The Conditionnel Présent is often used to make polite requests or suggestions. Instead of using the imperative, which can be more direct, the conditional is softer and more courteous. For example: “Je voudrais un café, s’il vous plaît” (I would like a coffee, please).
Expressing Hypothetical Situations
It’s used to talk about hypothetical or unreal situations. For instance, “Si j’avais de l’argent, j’achèterais une nouvelle voiture” (If I had money, I would buy a new car).
Expressing Doubt or Uncertainty
The conditional can convey doubt or uncertainty about something in the present or future. “Il serait peut-être en retard” (He might be late).
Interactions with Other Tenses
The Conditionnel Présent is often used with the present tense to express hypothetical or conditional statements. For example, “Si tu viens demain, nous irons au cinéma” (If you come tomorrow, we will go to the movies).
The Conditionnel Présent can also be used with past tenses like the imparfait to indicate a past hypothetical action. For instance, “J’aurais aimé être là hier” (I would have liked to be there yesterday).

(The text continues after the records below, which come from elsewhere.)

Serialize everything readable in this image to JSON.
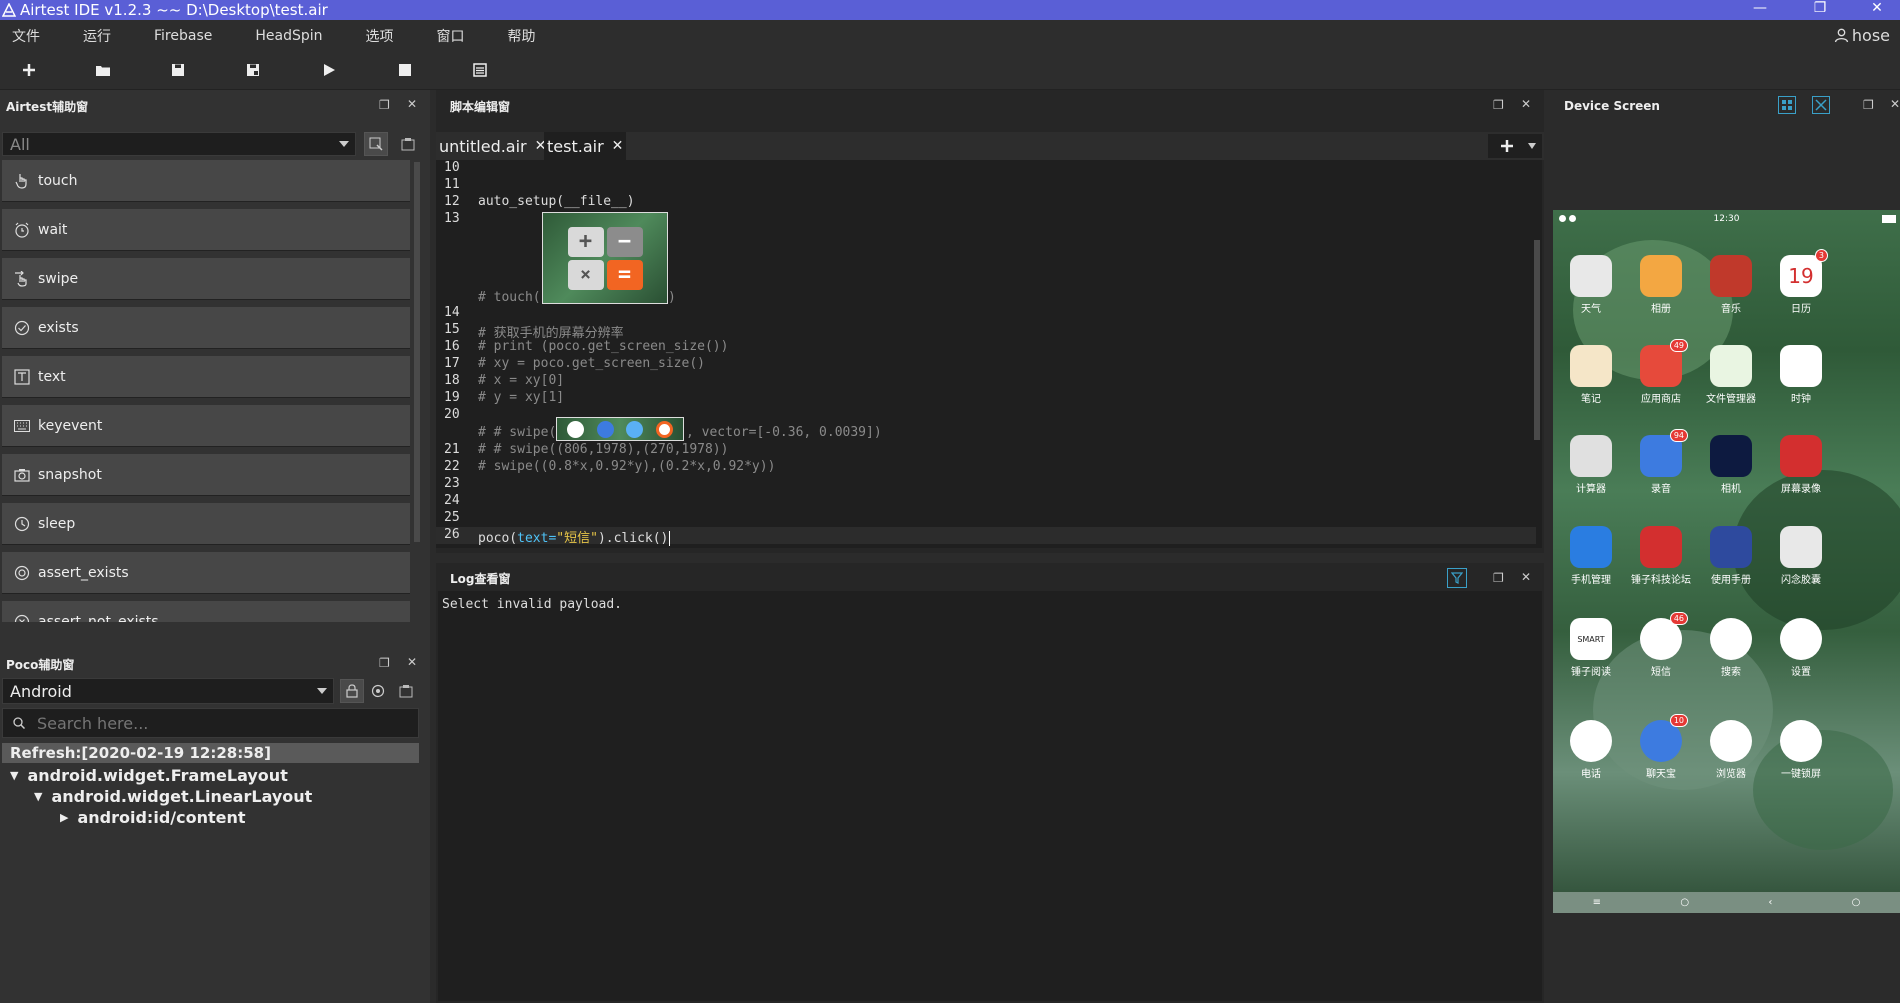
{
  "window": {
    "title": "Airtest IDE v1.2.3 ~~ D:\\Desktop\\test.air",
    "minimize": "—",
    "restore": "❐",
    "close": "✕"
  },
  "menu": {
    "items": [
      "文件",
      "运行",
      "Firebase",
      "HeadSpin",
      "选项",
      "窗口",
      "帮助"
    ],
    "user": "hose"
  },
  "airtest_panel": {
    "title": "Airtest辅助窗",
    "filter_value": "All",
    "items": [
      "touch",
      "wait",
      "swipe",
      "exists",
      "text",
      "keyevent",
      "snapshot",
      "sleep",
      "assert_exists",
      "assert_not_exists"
    ]
  },
  "poco_panel": {
    "title": "Poco辅助窗",
    "platform": "Android",
    "search_placeholder": "Search here...",
    "refresh": "Refresh:[2020-02-19 12:28:58]",
    "tree": [
      "android.widget.FrameLayout",
      "android.widget.LinearLayout",
      "android:id/content"
    ]
  },
  "editor": {
    "title": "脚本编辑窗",
    "tabs": [
      "untitled.air",
      "test.air"
    ],
    "line_numbers": [
      "10",
      "11",
      "12",
      "13",
      "14",
      "15",
      "16",
      "17",
      "18",
      "19",
      "20",
      "21",
      "22",
      "23",
      "24",
      "25",
      "26"
    ],
    "code": {
      "l12": "auto_setup(__file__)",
      "l13_prefix": "# touch(",
      "l13_suffix": ")",
      "l15": "# 获取手机的屏幕分辨率",
      "l16": "# print (poco.get_screen_size())",
      "l17": "# xy = poco.get_screen_size()",
      "l18": "# x = xy[0]",
      "l19": "# y = xy[1]",
      "l20_prefix": "# # swipe(",
      "l20_suffix": ", vector=[-0.36, 0.0039])",
      "l21": "# # swipe((806,1978),(270,1978))",
      "l22": "# swipe((0.8*x,0.92*y),(0.2*x,0.92*y))",
      "l26_a": "poco(",
      "l26_b": "text=",
      "l26_c": "\"短信\"",
      "l26_d": ").click()"
    }
  },
  "log_panel": {
    "title": "Log查看窗",
    "message": "Select invalid payload."
  },
  "device_panel": {
    "title": "Device Screen",
    "status_time": "12:30",
    "apps": [
      {
        "label": "天气",
        "badge": ""
      },
      {
        "label": "相册",
        "badge": ""
      },
      {
        "label": "音乐",
        "badge": ""
      },
      {
        "label": "日历",
        "badge": "3",
        "text": "19"
      },
      {
        "label": "笔记",
        "badge": ""
      },
      {
        "label": "应用商店",
        "badge": "49"
      },
      {
        "label": "文件管理器",
        "badge": ""
      },
      {
        "label": "时钟",
        "badge": ""
      },
      {
        "label": "计算器",
        "badge": ""
      },
      {
        "label": "录音",
        "badge": "94"
      },
      {
        "label": "相机",
        "badge": ""
      },
      {
        "label": "屏幕录像",
        "badge": ""
      },
      {
        "label": "手机管理",
        "badge": ""
      },
      {
        "label": "锤子科技论坛",
        "badge": ""
      },
      {
        "label": "使用手册",
        "badge": ""
      },
      {
        "label": "闪念胶囊",
        "badge": ""
      },
      {
        "label": "锤子阅读",
        "badge": "",
        "text": "SMART"
      },
      {
        "label": "短信",
        "badge": "46"
      },
      {
        "label": "搜索",
        "badge": ""
      },
      {
        "label": "设置",
        "badge": ""
      },
      {
        "label": "电话",
        "badge": ""
      },
      {
        "label": "聊天宝",
        "badge": "10"
      },
      {
        "label": "浏览器",
        "badge": ""
      },
      {
        "label": "一键锁屏",
        "badge": ""
      }
    ],
    "nav": [
      "≡",
      "○",
      "‹",
      "○"
    ]
  }
}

The Conditionnel Présent can be combined with the future tense to indicate future actions that are dependent on certain conditions. For example, “Il viendrait si tu l’invitais” (He would come if you invited him).
If you want to express a hypothetical action in the past that didn’t happen, you can use the Conditionnel Présent with the past participle to form the conditional perfect. For example, “Il aurait fini son travail s’il n’était pas tombé malade” (He would have finished his work if he hadn’t gotten sick).
The Conditionnel Présent is a versatile tense in French, allowing speakers to discuss possibilities, hypothetical scenarios, and make polite requests. It’s essential to understand its usage patterns and how it interacts with other tenses to communicate effectively in various situations.
I hope you enjoyed this article on the verb bourder. Still in a learning mood? Check out another TOTALLY random French verb conjugation!